**** DATASET ****

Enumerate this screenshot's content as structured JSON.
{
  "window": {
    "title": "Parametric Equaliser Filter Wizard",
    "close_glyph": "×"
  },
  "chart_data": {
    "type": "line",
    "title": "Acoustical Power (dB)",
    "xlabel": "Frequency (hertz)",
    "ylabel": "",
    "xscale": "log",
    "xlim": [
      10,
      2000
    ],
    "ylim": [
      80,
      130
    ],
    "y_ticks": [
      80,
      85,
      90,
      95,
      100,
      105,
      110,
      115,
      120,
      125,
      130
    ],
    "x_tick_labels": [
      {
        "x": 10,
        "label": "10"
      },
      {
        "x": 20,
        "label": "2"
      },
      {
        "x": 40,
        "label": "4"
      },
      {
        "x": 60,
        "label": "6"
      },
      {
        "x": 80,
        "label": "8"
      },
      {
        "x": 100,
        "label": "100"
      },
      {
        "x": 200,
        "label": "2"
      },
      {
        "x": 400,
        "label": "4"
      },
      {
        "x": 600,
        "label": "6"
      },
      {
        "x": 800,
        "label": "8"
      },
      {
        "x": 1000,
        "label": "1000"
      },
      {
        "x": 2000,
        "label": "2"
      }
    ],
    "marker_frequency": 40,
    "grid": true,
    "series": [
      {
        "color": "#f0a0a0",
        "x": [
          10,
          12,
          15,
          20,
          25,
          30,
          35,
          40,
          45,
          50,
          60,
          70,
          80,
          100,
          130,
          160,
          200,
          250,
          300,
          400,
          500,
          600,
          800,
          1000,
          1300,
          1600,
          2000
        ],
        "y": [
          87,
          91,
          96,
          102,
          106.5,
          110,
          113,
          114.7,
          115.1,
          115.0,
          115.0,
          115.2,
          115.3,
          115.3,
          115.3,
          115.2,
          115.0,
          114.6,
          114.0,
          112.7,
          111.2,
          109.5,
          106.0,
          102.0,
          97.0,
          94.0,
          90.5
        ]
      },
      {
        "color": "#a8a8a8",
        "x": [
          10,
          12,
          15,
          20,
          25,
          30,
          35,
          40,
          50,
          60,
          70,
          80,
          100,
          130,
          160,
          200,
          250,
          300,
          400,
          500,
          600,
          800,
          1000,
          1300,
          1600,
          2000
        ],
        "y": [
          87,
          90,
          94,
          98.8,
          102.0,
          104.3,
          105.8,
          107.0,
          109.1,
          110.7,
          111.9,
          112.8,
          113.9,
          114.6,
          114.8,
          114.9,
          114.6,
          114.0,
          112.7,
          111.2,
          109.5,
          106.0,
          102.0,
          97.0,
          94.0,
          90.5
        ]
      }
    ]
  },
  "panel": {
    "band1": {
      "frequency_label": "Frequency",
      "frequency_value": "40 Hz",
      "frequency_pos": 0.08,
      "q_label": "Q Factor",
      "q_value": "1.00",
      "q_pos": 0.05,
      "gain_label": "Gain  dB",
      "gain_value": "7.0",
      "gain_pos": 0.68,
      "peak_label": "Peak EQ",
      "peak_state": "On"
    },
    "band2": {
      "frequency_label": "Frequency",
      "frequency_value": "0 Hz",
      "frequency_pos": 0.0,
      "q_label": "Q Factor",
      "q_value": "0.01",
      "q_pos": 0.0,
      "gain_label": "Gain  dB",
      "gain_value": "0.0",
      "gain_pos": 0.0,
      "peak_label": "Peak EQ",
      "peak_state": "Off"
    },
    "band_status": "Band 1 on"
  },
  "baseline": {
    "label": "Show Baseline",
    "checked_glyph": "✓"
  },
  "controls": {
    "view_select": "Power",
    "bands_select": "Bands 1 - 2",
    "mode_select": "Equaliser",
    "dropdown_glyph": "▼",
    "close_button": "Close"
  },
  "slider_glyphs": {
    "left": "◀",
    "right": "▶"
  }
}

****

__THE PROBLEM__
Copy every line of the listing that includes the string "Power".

__SOLUTION BELOW__
    "title": "Acoustical Power (dB)",
    "view_select": "Power",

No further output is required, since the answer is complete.